* ACTIVITY *
Each line below should be copied exactly as it stands.
=== Section Start ===
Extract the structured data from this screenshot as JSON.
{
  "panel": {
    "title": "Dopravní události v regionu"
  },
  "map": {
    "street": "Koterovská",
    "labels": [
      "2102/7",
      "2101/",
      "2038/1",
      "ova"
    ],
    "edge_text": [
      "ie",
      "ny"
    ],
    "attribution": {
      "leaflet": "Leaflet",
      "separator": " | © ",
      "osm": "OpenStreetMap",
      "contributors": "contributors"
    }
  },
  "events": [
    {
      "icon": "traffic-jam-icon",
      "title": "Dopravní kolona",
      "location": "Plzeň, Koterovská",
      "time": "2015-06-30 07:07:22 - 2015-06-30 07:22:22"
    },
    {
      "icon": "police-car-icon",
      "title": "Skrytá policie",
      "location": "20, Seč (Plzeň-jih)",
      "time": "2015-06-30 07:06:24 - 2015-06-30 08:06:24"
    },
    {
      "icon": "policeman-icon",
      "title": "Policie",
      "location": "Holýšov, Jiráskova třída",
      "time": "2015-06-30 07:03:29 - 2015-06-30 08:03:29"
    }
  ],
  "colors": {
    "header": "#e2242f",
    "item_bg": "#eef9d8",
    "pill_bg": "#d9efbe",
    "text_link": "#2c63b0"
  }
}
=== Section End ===
* SOLUTION BELOW *
Extract the structured data from this screenshot as JSON.
{
  "panel": {
    "title": "Dopravní události v regionu"
  },
  "map": {
    "street": "Koterovská",
    "labels": [
      "2102/7",
      "2101/",
      "2038/1",
      "ova"
    ],
    "edge_text": [
      "ie",
      "ny"
    ],
    "attribution": {
      "leaflet": "Leaflet",
      "separator": " | © ",
      "osm": "OpenStreetMap",
      "contributors": "contributors"
    }
  },
  "events": [
    {
      "icon": "traffic-jam-icon",
      "title": "Dopravní kolona",
      "location": "Plzeň, Koterovská",
      "time": "2015-06-30 07:07:22 - 2015-06-30 07:22:22"
    },
    {
      "icon": "police-car-icon",
      "title": "Skrytá policie",
      "location": "20, Seč (Plzeň-jih)",
      "time": "2015-06-30 07:06:24 - 2015-06-30 08:06:24"
    },
    {
      "icon": "policeman-icon",
      "title": "Policie",
      "location": "Holýšov, Jiráskova třída",
      "time": "2015-06-30 07:03:29 - 2015-06-30 08:03:29"
    }
  ],
  "colors": {
    "header": "#e2242f",
    "item_bg": "#eef9d8",
    "pill_bg": "#d9efbe",
    "text_link": "#2c63b0"
  }
}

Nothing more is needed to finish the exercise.